Exercise directions: Every record that follows must be duplicated exactly, with images left out.
+---+
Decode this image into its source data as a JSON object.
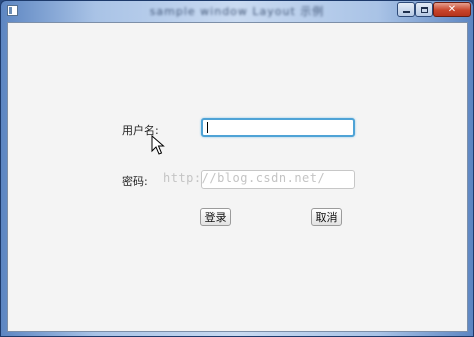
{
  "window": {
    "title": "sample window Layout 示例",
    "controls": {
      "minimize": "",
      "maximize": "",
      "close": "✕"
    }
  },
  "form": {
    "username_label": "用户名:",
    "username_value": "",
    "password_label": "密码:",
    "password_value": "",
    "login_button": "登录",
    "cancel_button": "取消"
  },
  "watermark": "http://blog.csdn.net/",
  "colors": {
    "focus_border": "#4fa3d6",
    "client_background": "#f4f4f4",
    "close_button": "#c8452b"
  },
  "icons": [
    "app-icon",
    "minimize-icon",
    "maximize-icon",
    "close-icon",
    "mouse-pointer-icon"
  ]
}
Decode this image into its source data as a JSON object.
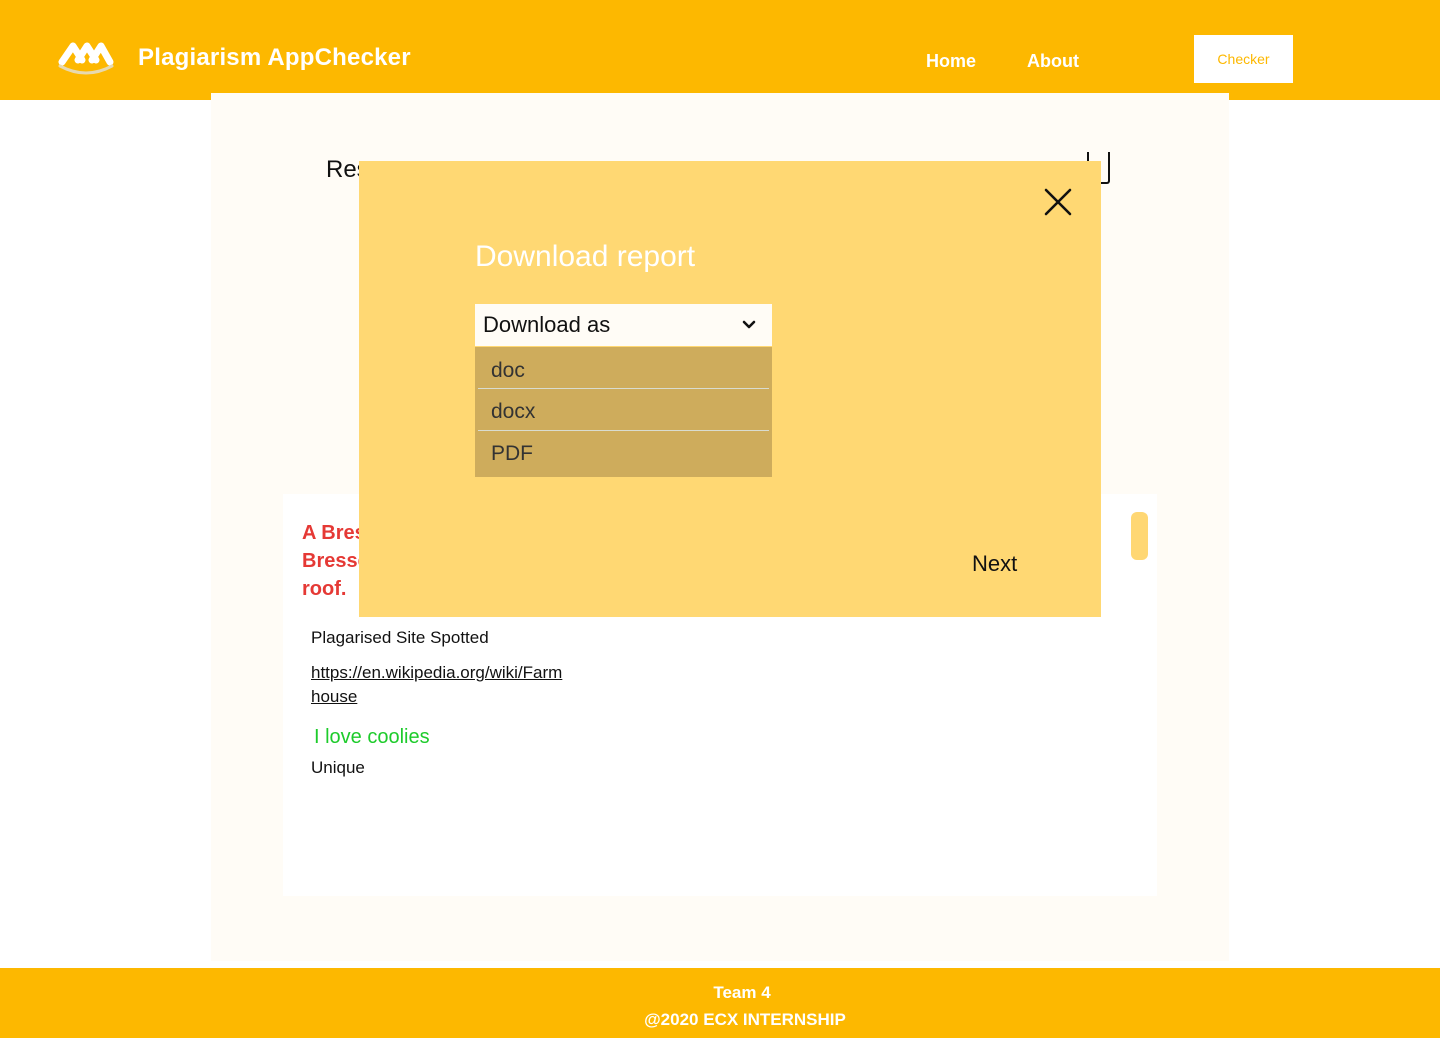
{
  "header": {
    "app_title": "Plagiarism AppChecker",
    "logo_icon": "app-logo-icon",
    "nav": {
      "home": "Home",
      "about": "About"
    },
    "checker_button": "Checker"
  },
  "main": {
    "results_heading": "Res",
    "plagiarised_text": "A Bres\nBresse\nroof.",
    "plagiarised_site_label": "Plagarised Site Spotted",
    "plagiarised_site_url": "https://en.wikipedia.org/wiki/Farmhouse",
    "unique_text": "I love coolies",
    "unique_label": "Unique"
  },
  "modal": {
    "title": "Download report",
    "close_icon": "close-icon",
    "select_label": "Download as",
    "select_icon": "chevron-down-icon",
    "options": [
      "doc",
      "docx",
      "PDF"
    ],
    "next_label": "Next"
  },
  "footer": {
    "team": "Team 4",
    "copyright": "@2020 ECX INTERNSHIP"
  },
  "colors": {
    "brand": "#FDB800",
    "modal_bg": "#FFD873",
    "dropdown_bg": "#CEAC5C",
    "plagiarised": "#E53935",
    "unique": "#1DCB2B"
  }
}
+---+
Final answer:
Decode this image into its source data as a JSON object.
{
  "window": {
    "title": "sample window Layout 示例",
    "controls": {
      "minimize": "",
      "maximize": "",
      "close": "✕"
    }
  },
  "form": {
    "username_label": "用户名:",
    "username_value": "",
    "password_label": "密码:",
    "password_value": "",
    "login_button": "登录",
    "cancel_button": "取消"
  },
  "watermark": "http://blog.csdn.net/",
  "colors": {
    "focus_border": "#4fa3d6",
    "client_background": "#f4f4f4",
    "close_button": "#c8452b"
  },
  "icons": [
    "app-icon",
    "minimize-icon",
    "maximize-icon",
    "close-icon",
    "mouse-pointer-icon"
  ]
}
Decode this image into its source data as a JSON object.
{
  "header": {
    "app_title": "Plagiarism AppChecker",
    "logo_icon": "app-logo-icon",
    "nav": {
      "home": "Home",
      "about": "About"
    },
    "checker_button": "Checker"
  },
  "main": {
    "results_heading": "Res",
    "plagiarised_text": "A Bres\nBresse\nroof.",
    "plagiarised_site_label": "Plagarised Site Spotted",
    "plagiarised_site_url": "https://en.wikipedia.org/wiki/Farmhouse",
    "unique_text": "I love coolies",
    "unique_label": "Unique"
  },
  "modal": {
    "title": "Download report",
    "close_icon": "close-icon",
    "select_label": "Download as",
    "select_icon": "chevron-down-icon",
    "options": [
      "doc",
      "docx",
      "PDF"
    ],
    "next_label": "Next"
  },
  "footer": {
    "team": "Team 4",
    "copyright": "@2020 ECX INTERNSHIP"
  },
  "colors": {
    "brand": "#FDB800",
    "modal_bg": "#FFD873",
    "dropdown_bg": "#CEAC5C",
    "plagiarised": "#E53935",
    "unique": "#1DCB2B"
  }
}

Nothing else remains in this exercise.